It probably isn’t a surprise that the two newest models here can also be considered the best value. The Q7 starts at £47k for one of the lower powered SE models, and given the reasonably impressive performance on tap it would be tempting to stick with that as it’s not easy to keep the car below £55k even if you are careful with the options list. Still at least the 7 seats are standard, and the Q7 should prove one of the most reliable cars here provided you keep clear of the expensive adaptive suspension – strong residuals should keep lease payments down but Audi will be keen not to offer many discounts on one of their flagship models. Like for like the XC90 is probably a couple of grand cheaper than the Q7, yet comes with a few more fancy gadgets as standard and a bit less baggage. Admittedly performance isn’t as good but even sporty R Design spec costs under £50k and not much needs to be added to make it into a car to suit every driver’s needs. Volvo are also keen to offer reasonable discounts quite early on, meaning you could end up paying closer to £40k for one of the best vehicles on the road.

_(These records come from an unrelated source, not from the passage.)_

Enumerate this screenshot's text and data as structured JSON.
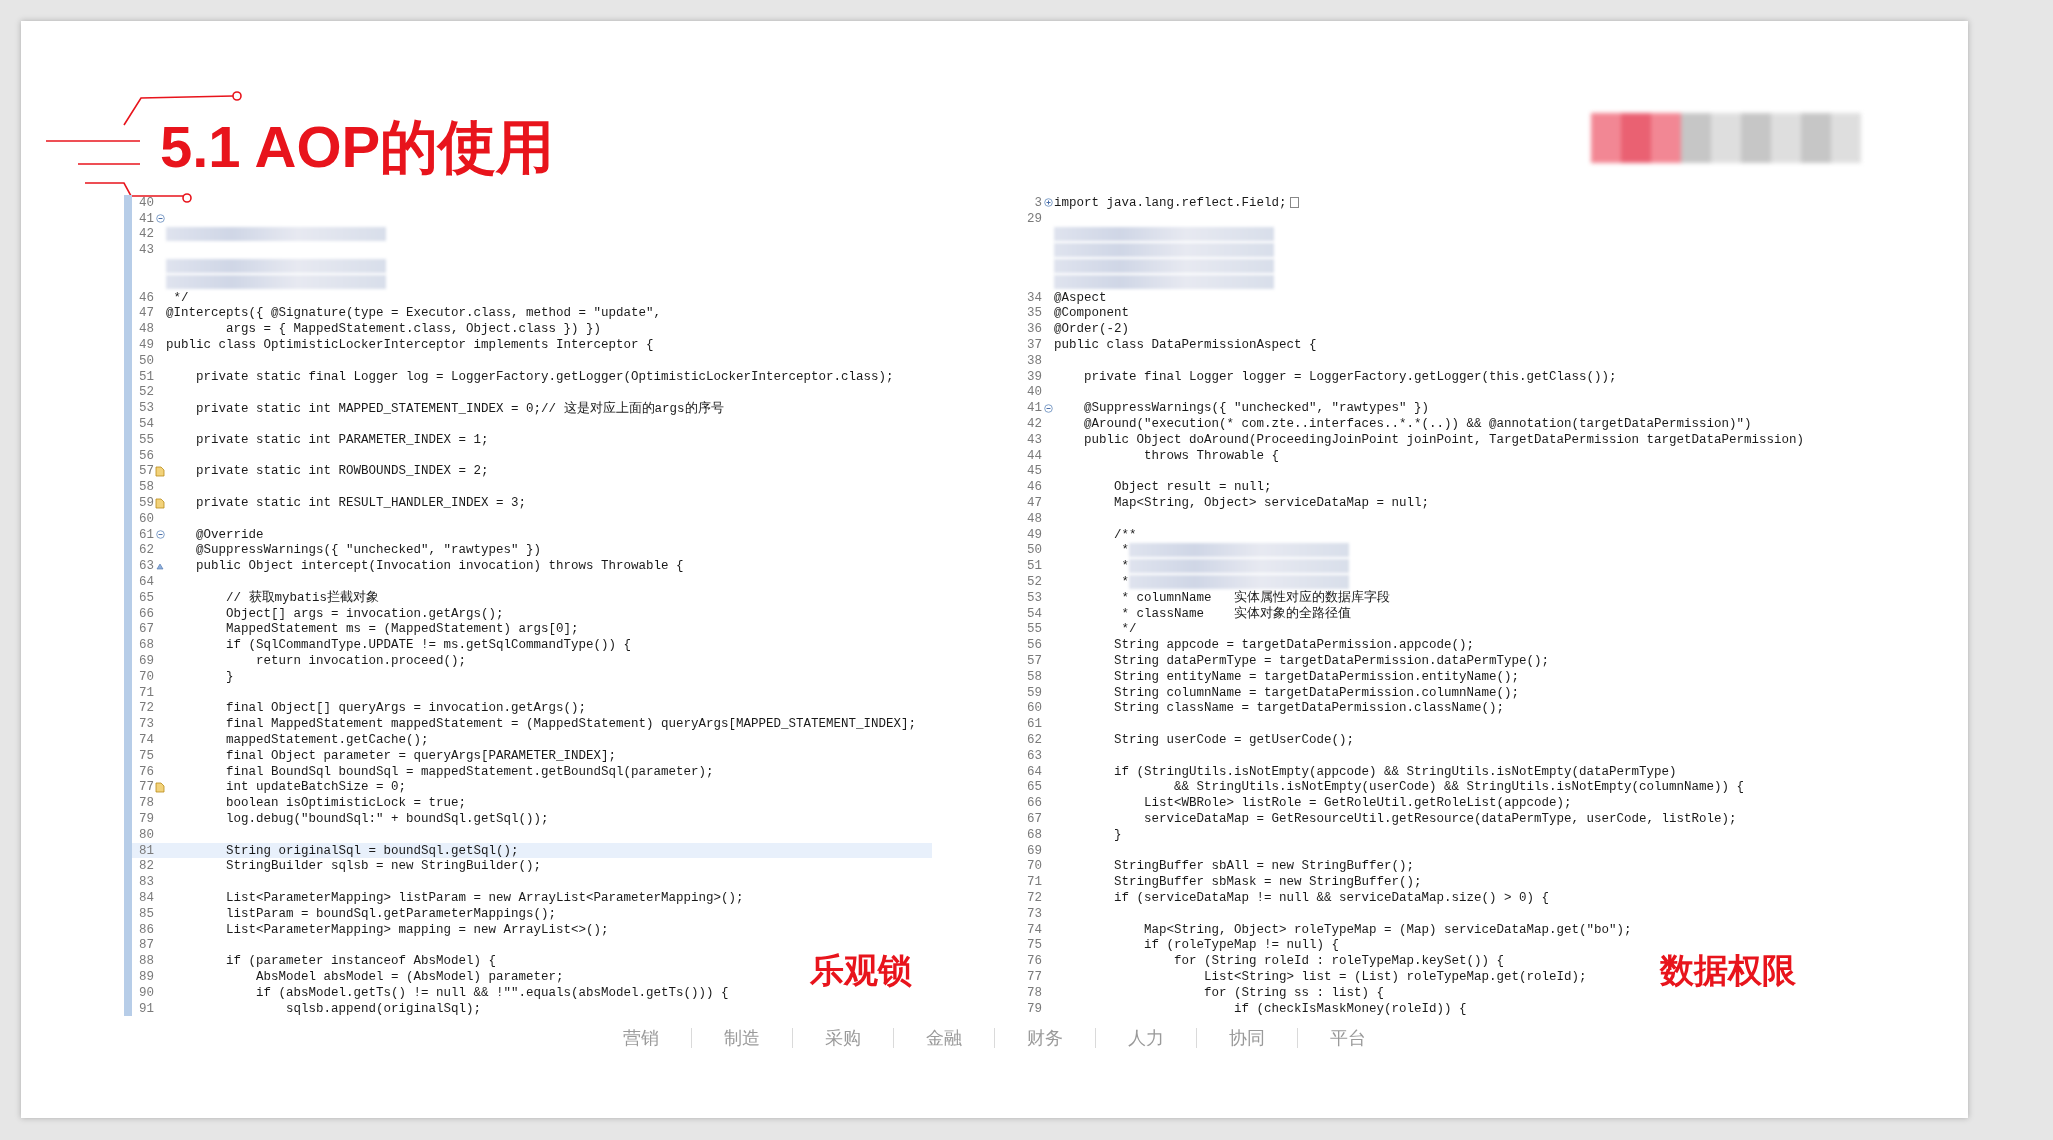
{
  "slide": {
    "title": "5.1 AOP的使用"
  },
  "panels": [
    {
      "caption": "乐观锁",
      "ruler": true,
      "lines": [
        {
          "num": "40",
          "current": false
        },
        {
          "num": "41",
          "icon": {
            "kind": "fold"
          },
          "current": false
        },
        {
          "num": "42",
          "kind": "redacted",
          "current": false
        },
        {
          "num": "43",
          "current": false
        },
        {
          "kind": "redacted",
          "current": false
        },
        {
          "kind": "redacted",
          "current": false
        },
        {
          "num": "46",
          "text": " */",
          "current": false
        },
        {
          "num": "47",
          "text": "@Intercepts({ @Signature(type = Executor.class, method = \"update\",",
          "current": false
        },
        {
          "num": "48",
          "text": "        args = { MappedStatement.class, Object.class }) })",
          "current": false
        },
        {
          "num": "49",
          "text": "public class OptimisticLockerInterceptor implements Interceptor {",
          "current": false
        },
        {
          "num": "50",
          "current": false
        },
        {
          "num": "51",
          "text": "    private static final Logger log = LoggerFactory.getLogger(OptimisticLockerInterceptor.class);",
          "current": false
        },
        {
          "num": "52",
          "current": false
        },
        {
          "num": "53",
          "text": "    private static int MAPPED_STATEMENT_INDEX = 0;// 这是对应上面的args的序号",
          "current": false
        },
        {
          "num": "54",
          "current": false
        },
        {
          "num": "55",
          "text": "    private static int PARAMETER_INDEX = 1;",
          "current": false
        },
        {
          "num": "56",
          "current": false
        },
        {
          "num": "57",
          "icon": {
            "kind": "warning"
          },
          "text": "    private static int ROWBOUNDS_INDEX = 2;",
          "current": false
        },
        {
          "num": "58",
          "current": false
        },
        {
          "num": "59",
          "icon": {
            "kind": "warning"
          },
          "text": "    private static int RESULT_HANDLER_INDEX = 3;",
          "current": false
        },
        {
          "num": "60",
          "current": false
        },
        {
          "num": "61",
          "icon": {
            "kind": "fold"
          },
          "text": "    @Override",
          "current": false
        },
        {
          "num": "62",
          "text": "    @SuppressWarnings({ \"unchecked\", \"rawtypes\" })",
          "current": false
        },
        {
          "num": "63",
          "icon": {
            "kind": "override"
          },
          "text": "    public Object intercept(Invocation invocation) throws Throwable {",
          "current": false
        },
        {
          "num": "64",
          "current": false
        },
        {
          "num": "65",
          "text": "        // 获取mybatis拦截对象",
          "current": false
        },
        {
          "num": "66",
          "text": "        Object[] args = invocation.getArgs();",
          "current": false
        },
        {
          "num": "67",
          "text": "        MappedStatement ms = (MappedStatement) args[0];",
          "current": false
        },
        {
          "num": "68",
          "text": "        if (SqlCommandType.UPDATE != ms.getSqlCommandType()) {",
          "current": false
        },
        {
          "num": "69",
          "text": "            return invocation.proceed();",
          "current": false
        },
        {
          "num": "70",
          "text": "        }",
          "current": false
        },
        {
          "num": "71",
          "current": false
        },
        {
          "num": "72",
          "text": "        final Object[] queryArgs = invocation.getArgs();",
          "current": false
        },
        {
          "num": "73",
          "text": "        final MappedStatement mappedStatement = (MappedStatement) queryArgs[MAPPED_STATEMENT_INDEX];",
          "current": false
        },
        {
          "num": "74",
          "text": "        mappedStatement.getCache();",
          "current": false
        },
        {
          "num": "75",
          "text": "        final Object parameter = queryArgs[PARAMETER_INDEX];",
          "current": false
        },
        {
          "num": "76",
          "text": "        final BoundSql boundSql = mappedStatement.getBoundSql(parameter);",
          "current": false
        },
        {
          "num": "77",
          "icon": {
            "kind": "warning"
          },
          "text": "        int updateBatchSize = 0;",
          "current": false
        },
        {
          "num": "78",
          "text": "        boolean isOptimisticLock = true;",
          "current": false
        },
        {
          "num": "79",
          "text": "        log.debug(\"boundSql:\" + boundSql.getSql());",
          "current": false
        },
        {
          "num": "80",
          "current": false
        },
        {
          "num": "81",
          "text": "        String originalSql = boundSql.getSql();",
          "current": true
        },
        {
          "num": "82",
          "text": "        StringBuilder sqlsb = new StringBuilder();",
          "current": false
        },
        {
          "num": "83",
          "current": false
        },
        {
          "num": "84",
          "text": "        List<ParameterMapping> listParam = new ArrayList<ParameterMapping>();",
          "current": false
        },
        {
          "num": "85",
          "text": "        listParam = boundSql.getParameterMappings();",
          "current": false
        },
        {
          "num": "86",
          "text": "        List<ParameterMapping> mapping = new ArrayList<>();",
          "current": false
        },
        {
          "num": "87",
          "current": false
        },
        {
          "num": "88",
          "text": "        if (parameter instanceof AbsModel) {",
          "current": false
        },
        {
          "num": "89",
          "text": "            AbsModel absModel = (AbsModel) parameter;",
          "current": false
        },
        {
          "num": "90",
          "text": "            if (absModel.getTs() != null && !\"\".equals(absModel.getTs())) {",
          "current": false
        },
        {
          "num": "91",
          "text": "                sqlsb.append(originalSql);",
          "current": false
        }
      ]
    },
    {
      "caption": "数据权限",
      "ruler": false,
      "lines": [
        {
          "num": "3",
          "icon": {
            "kind": "expand"
          },
          "text": "import java.lang.reflect.Field;"
        },
        {
          "num": "29"
        },
        {
          "kind": "redacted"
        },
        {
          "kind": "redacted"
        },
        {
          "kind": "redacted"
        },
        {
          "kind": "redacted"
        },
        {
          "num": "34",
          "text": "@Aspect"
        },
        {
          "num": "35",
          "text": "@Component"
        },
        {
          "num": "36",
          "text": "@Order(-2)"
        },
        {
          "num": "37",
          "text": "public class DataPermissionAspect {"
        },
        {
          "num": "38"
        },
        {
          "num": "39",
          "text": "    private final Logger logger = LoggerFactory.getLogger(this.getClass());"
        },
        {
          "num": "40"
        },
        {
          "num": "41",
          "icon": {
            "kind": "fold"
          },
          "text": "    @SuppressWarnings({ \"unchecked\", \"rawtypes\" })"
        },
        {
          "num": "42",
          "text": "    @Around(\"execution(* com.zte..interfaces..*.*(..)) && @annotation(targetDataPermission)\")"
        },
        {
          "num": "43",
          "text": "    public Object doAround(ProceedingJoinPoint joinPoint, TargetDataPermission targetDataPermission)"
        },
        {
          "num": "44",
          "text": "            throws Throwable {"
        },
        {
          "num": "45"
        },
        {
          "num": "46",
          "text": "        Object result = null;"
        },
        {
          "num": "47",
          "text": "        Map<String, Object> serviceDataMap = null;"
        },
        {
          "num": "48"
        },
        {
          "num": "49",
          "text": "        /**"
        },
        {
          "num": "50",
          "kind": "redacted",
          "text": "         *"
        },
        {
          "num": "51",
          "kind": "redacted",
          "text": "         *"
        },
        {
          "num": "52",
          "kind": "redacted",
          "text": "         *"
        },
        {
          "num": "53",
          "text": "         * columnName   实体属性对应的数据库字段"
        },
        {
          "num": "54",
          "text": "         * className    实体对象的全路径值"
        },
        {
          "num": "55",
          "text": "         */"
        },
        {
          "num": "56",
          "text": "        String appcode = targetDataPermission.appcode();"
        },
        {
          "num": "57",
          "text": "        String dataPermType = targetDataPermission.dataPermType();"
        },
        {
          "num": "58",
          "text": "        String entityName = targetDataPermission.entityName();"
        },
        {
          "num": "59",
          "text": "        String columnName = targetDataPermission.columnName();"
        },
        {
          "num": "60",
          "text": "        String className = targetDataPermission.className();"
        },
        {
          "num": "61"
        },
        {
          "num": "62",
          "text": "        String userCode = getUserCode();"
        },
        {
          "num": "63"
        },
        {
          "num": "64",
          "text": "        if (StringUtils.isNotEmpty(appcode) && StringUtils.isNotEmpty(dataPermType)"
        },
        {
          "num": "65",
          "text": "                && StringUtils.isNotEmpty(userCode) && StringUtils.isNotEmpty(columnName)) {"
        },
        {
          "num": "66",
          "text": "            List<WBRole> listRole = GetRoleUtil.getRoleList(appcode);"
        },
        {
          "num": "67",
          "text": "            serviceDataMap = GetResourceUtil.getResource(dataPermType, userCode, listRole);"
        },
        {
          "num": "68",
          "text": "        }"
        },
        {
          "num": "69"
        },
        {
          "num": "70",
          "text": "        StringBuffer sbAll = new StringBuffer();"
        },
        {
          "num": "71",
          "text": "        StringBuffer sbMask = new StringBuffer();"
        },
        {
          "num": "72",
          "text": "        if (serviceDataMap != null && serviceDataMap.size() > 0) {"
        },
        {
          "num": "73"
        },
        {
          "num": "74",
          "text": "            Map<String, Object> roleTypeMap = (Map) serviceDataMap.get(\"bo\");"
        },
        {
          "num": "75",
          "text": "            if (roleTypeMap != null) {"
        },
        {
          "num": "76",
          "text": "                for (String roleId : roleTypeMap.keySet()) {"
        },
        {
          "num": "77",
          "text": "                    List<String> list = (List) roleTypeMap.get(roleId);"
        },
        {
          "num": "78",
          "text": "                    for (String ss : list) {"
        },
        {
          "num": "79",
          "text": "                        if (checkIsMaskMoney(roleId)) {"
        }
      ]
    }
  ],
  "footer_links": [
    "营销",
    "制造",
    "采购",
    "金融",
    "财务",
    "人力",
    "协同",
    "平台"
  ]
}
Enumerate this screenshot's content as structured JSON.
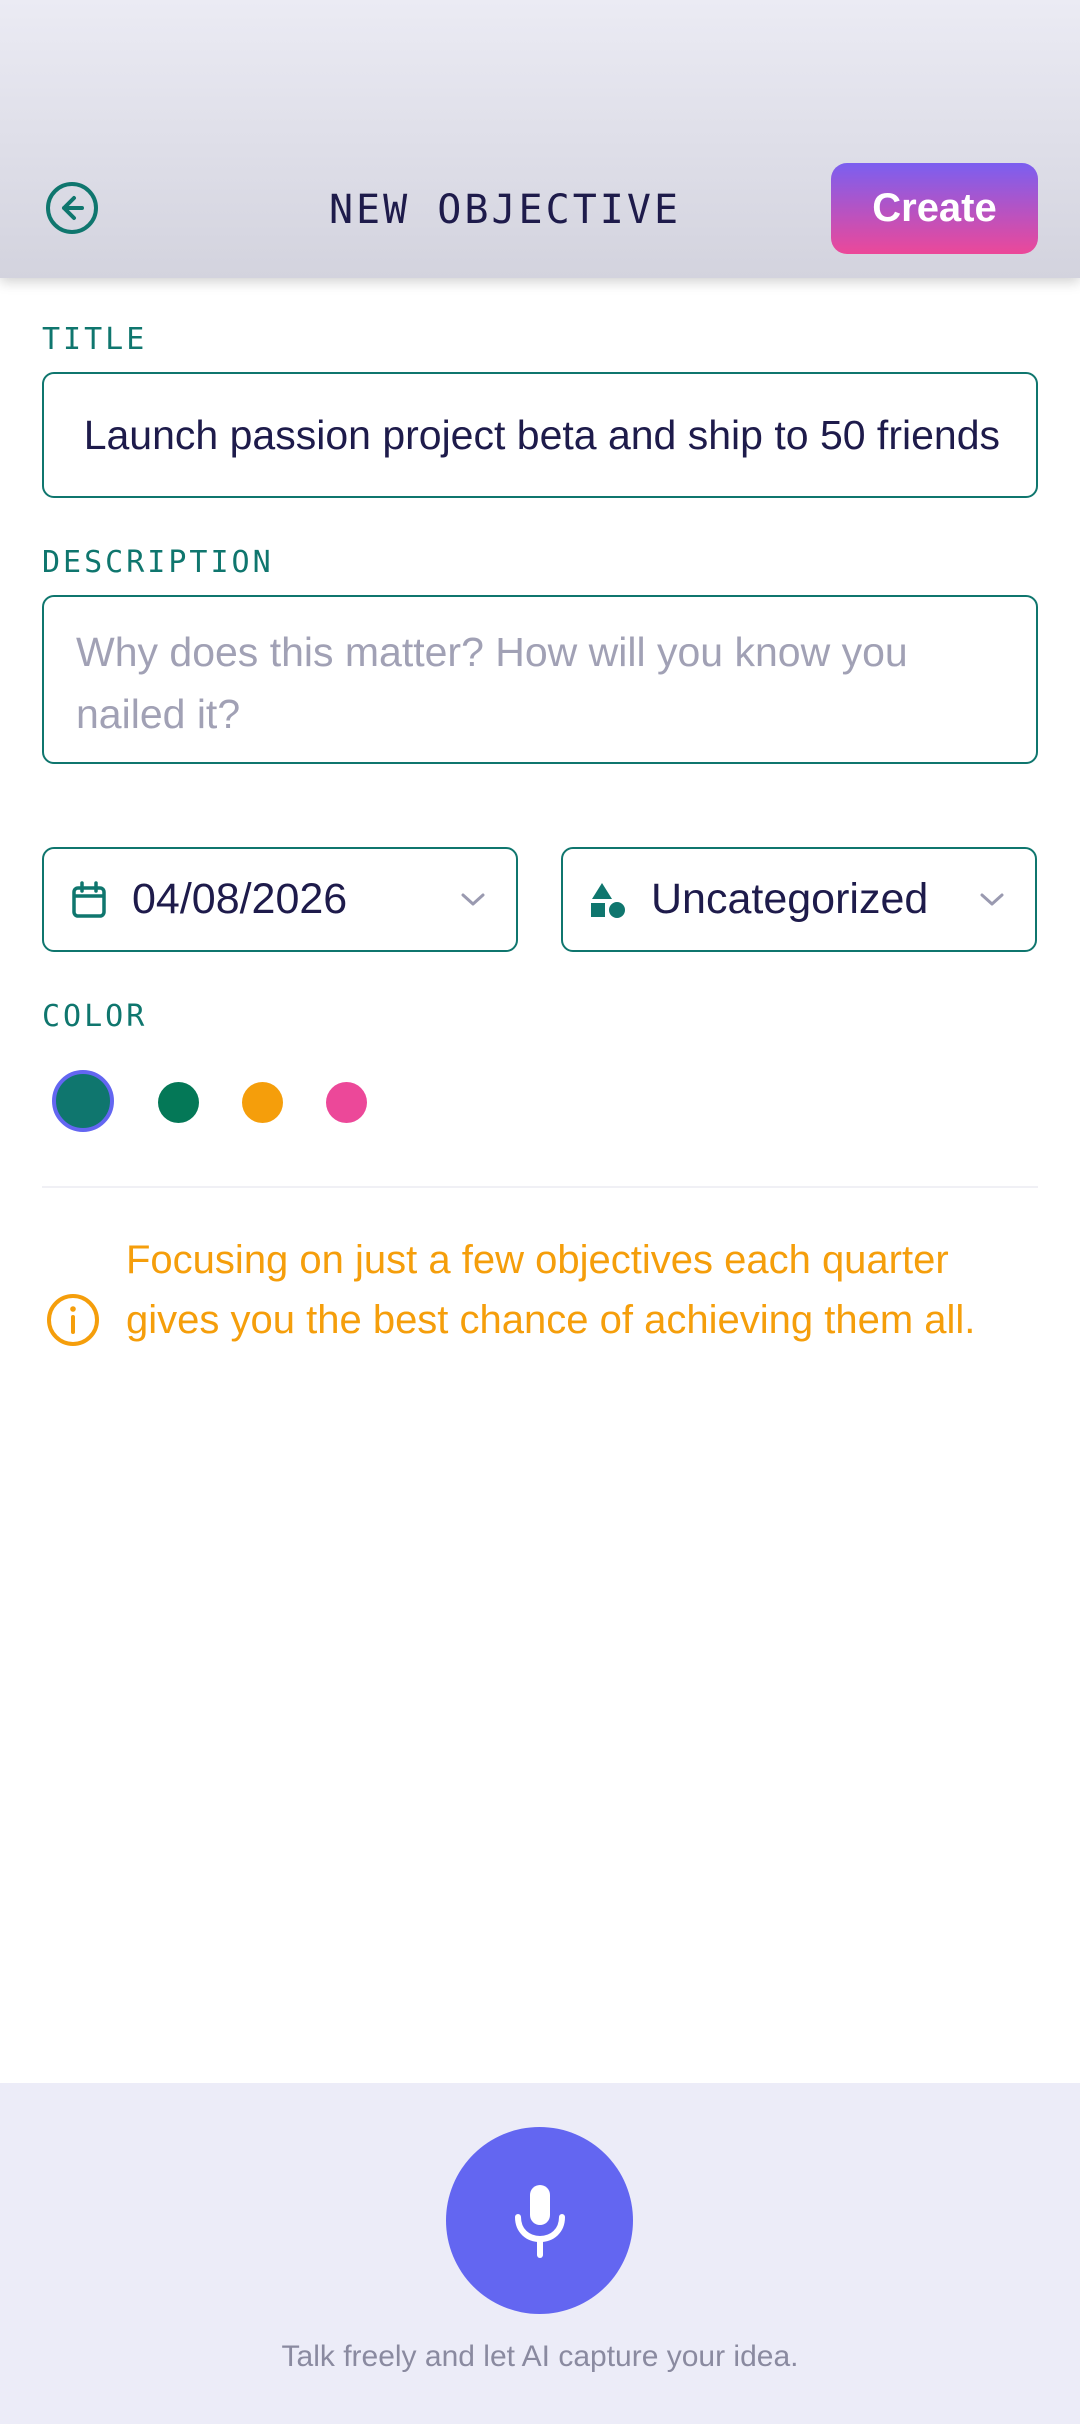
{
  "header": {
    "title": "NEW OBJECTIVE",
    "create_label": "Create",
    "back_icon": "arrow-left-circle-icon"
  },
  "form": {
    "title_label": "TITLE",
    "title_value": "Launch passion project beta and ship to 50 friends",
    "description_label": "DESCRIPTION",
    "description_placeholder": "Why does this matter? How will you know you nailed it?",
    "date_value": "04/08/2026",
    "date_icon": "calendar-icon",
    "category_value": "Uncategorized",
    "category_icon": "shapes-icon",
    "color_label": "COLOR",
    "colors": [
      {
        "name": "teal",
        "hex": "#0f766e",
        "selected": true
      },
      {
        "name": "green",
        "hex": "#047857",
        "selected": false
      },
      {
        "name": "amber",
        "hex": "#f59e0b",
        "selected": false
      },
      {
        "name": "pink",
        "hex": "#ec4899",
        "selected": false
      }
    ]
  },
  "tip": {
    "icon": "info-circle-icon",
    "text": "Focusing on just a few objectives each quarter gives you the best chance of achieving them all."
  },
  "footer": {
    "mic_icon": "microphone-icon",
    "text": "Talk freely and let AI capture your idea."
  },
  "theme": {
    "accent": "#0f766e",
    "primary": "#6366f1",
    "warning": "#f59e0b",
    "create_gradient": [
      "#7b5ff0",
      "#ec4899"
    ]
  }
}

Exterior: GLE 1pt, Q7 2pts, XC90 3pts, Cayenne 4pts, X5 5pts, Discovery 6pts, Range Rover Sport 7pts
Interior: Discovery 1pt, Range Rover Sport 2pts, GLE, 3pts, Cayenne 4pts, X5 5pts, Q7 6pts, XC90 7pts
Performance: Discovery 1pt, XC90 2pts, GLE 3pts, Cayenne 4pts, Range Rover Sport 5pts, Q7 6pts, X5 7pts
Driving: GLE 1pt, XC90 2pts, Discovery 3pts, Q7 4pts, X5 5pts, Range Rover Sport 6pts, Cayenne 7pts
Running Costs: Discovery 1pt, Range Rover Sport 2pts, GLE 3pts, Cayenne 4pts, XC90 5pts, Q7 6pts, X5 7pts
Reliability and Value: Discovery 1pt, GLE 2pts, Cayenne 3pts, Range Rover Sport 4pts, X5 5pts, Q7 6pts, XC90 7pts
Totals: Discovery: 13, GLE: 13, Cayenne: 26, Range Rover Sport:26, XC90: 26 Q7: 30, X5:34
So there we have it, victory once again goes to the BMW X5…in an article written by a BMW X5 owner admittedly but I have tried to be as unbiased as possible. Reading through the many reviews of these cars over the past 18 months I have gotten the impression that there is not one clear winner and the results of my little test actually mirror that pretty well; the Discovery and GLE are pretty outclassed here due to very different reasons, but the rest of the pack is pretty closely fought and had it been but for a few different scores any of these vehicles could have made it to the top of the leaderboard. If you want a sporty SUV and are prepared to pay for it then get the Cayenne, if you want a family friendly machine then plump for the Volvo without a doubt. Buyers who want a compromise could easily choose between any of the remaining 3…if I had the money I’m not sure I could resist the Range Rover Sport, although the X5 is going to work out the cheapest and if you like the Q7’s looks then if offers better practicality than either without giving much away in terms of driving dynamics or prestige. If you’re still confused after reading this then just remember how lucky you are if you’re choosing between these models used or new!